In a web dialog hosted by the Parliamentary Assembly of the Organization for Security and Cooperation in Europe (OSCE), OCCRP Co-Founder Drew Sullivan presented recommendations that would ensure stronger transparency and accountability so investigative journalists can do their jobs exposing corruption without fear of reprisals.
- Strong “ultimate beneficial owner (UBO)” laws that require companies to make public who owns a company and enforcement that verifies company ownership
- Freedom of information laws that work; many requests are ignored and unfulfilled
- Regulation of the “criminal services industry;” the corrupt banks, law firms, hedge funds, real estate firms, and others that enable organized crime and corruption
- Laws that require more transparency in political party financing; foreign interests, organized crime, and others are undermining democracy
- Freedom of information laws that protect the anonymity of journalists and whistleblowers to help keep them safe
- Independent investigations of journalist murders; 97% of masterminds are never brought to justice
- Anti-SLAPP legislation; short for “strategic lawsuit against public participation,” this legislation would prevent people from using the courts and threats of lawsuits to intimidate journalists and others.
Sullivan closed the session by explaining the damaging effects of not having laws that require and verify company ownership and that UBO laws are the first step in stopping money laundering. “In the last 20 or 30 years, we’ve seen this massive movement of money from the developing world to the developed world,” he told the lawmakers. “...so it’s fundamentally bad policy that we’ve put in place that’s allowing this to happen and it’s really depriving a lot of people...it’s just a bad system. Fixing it starts by identifying whose money it is and where that money is going.”

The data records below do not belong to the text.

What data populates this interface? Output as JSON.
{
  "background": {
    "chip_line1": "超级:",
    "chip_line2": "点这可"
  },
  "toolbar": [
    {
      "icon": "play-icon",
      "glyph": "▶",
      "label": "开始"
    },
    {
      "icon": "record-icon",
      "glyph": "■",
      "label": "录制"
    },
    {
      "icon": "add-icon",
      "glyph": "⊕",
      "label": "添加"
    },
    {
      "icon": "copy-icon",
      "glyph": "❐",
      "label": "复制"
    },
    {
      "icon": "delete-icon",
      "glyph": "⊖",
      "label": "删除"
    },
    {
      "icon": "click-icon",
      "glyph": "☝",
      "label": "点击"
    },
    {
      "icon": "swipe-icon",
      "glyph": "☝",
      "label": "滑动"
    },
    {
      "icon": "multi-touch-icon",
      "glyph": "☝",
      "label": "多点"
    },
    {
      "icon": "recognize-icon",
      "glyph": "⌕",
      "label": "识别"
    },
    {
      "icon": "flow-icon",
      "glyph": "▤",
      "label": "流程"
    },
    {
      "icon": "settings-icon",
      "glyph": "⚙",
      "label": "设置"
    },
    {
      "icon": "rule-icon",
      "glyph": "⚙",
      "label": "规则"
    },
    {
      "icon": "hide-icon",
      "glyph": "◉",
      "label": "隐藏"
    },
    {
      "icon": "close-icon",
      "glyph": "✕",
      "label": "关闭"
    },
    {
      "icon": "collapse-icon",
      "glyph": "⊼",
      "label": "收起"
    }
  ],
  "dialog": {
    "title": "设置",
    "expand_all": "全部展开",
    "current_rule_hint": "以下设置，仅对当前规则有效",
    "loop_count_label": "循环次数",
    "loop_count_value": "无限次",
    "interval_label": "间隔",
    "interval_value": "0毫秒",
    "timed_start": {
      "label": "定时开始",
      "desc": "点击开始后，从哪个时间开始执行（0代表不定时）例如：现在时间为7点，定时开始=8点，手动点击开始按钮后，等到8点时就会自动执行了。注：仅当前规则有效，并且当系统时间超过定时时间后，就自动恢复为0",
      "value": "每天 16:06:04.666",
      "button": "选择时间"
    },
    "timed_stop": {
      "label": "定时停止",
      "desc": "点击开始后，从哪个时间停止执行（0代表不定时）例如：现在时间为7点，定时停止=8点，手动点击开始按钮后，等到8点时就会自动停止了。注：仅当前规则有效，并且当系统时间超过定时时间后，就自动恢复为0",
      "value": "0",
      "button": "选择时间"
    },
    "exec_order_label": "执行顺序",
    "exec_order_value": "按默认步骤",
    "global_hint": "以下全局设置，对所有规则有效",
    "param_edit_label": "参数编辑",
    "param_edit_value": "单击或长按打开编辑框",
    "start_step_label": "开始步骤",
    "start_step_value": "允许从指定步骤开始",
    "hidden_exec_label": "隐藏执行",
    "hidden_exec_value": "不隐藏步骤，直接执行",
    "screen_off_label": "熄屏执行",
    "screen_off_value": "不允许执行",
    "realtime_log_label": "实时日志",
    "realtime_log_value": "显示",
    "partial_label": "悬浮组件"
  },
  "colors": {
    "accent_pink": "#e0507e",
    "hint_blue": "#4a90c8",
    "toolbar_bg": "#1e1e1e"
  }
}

The parliamentary web dialogue, initiated by the OSCE Parliamentary Assembly’s Special Representative on Fighting Corruption Irene Charalambides (Cyprus), was entitled “Parliamentarians & Journalists: Partners Against Corruption.” Participation included dozens of members of parliament and the media. This was the first time journalists had been asked to participate in an OSCE PA dialogue about the importance a free independent press plays in uncovering corruption, underscoring investigative journalism’s increasing impact in fighting global corruption. The recommendations will be included in a final report sent to lawmakers.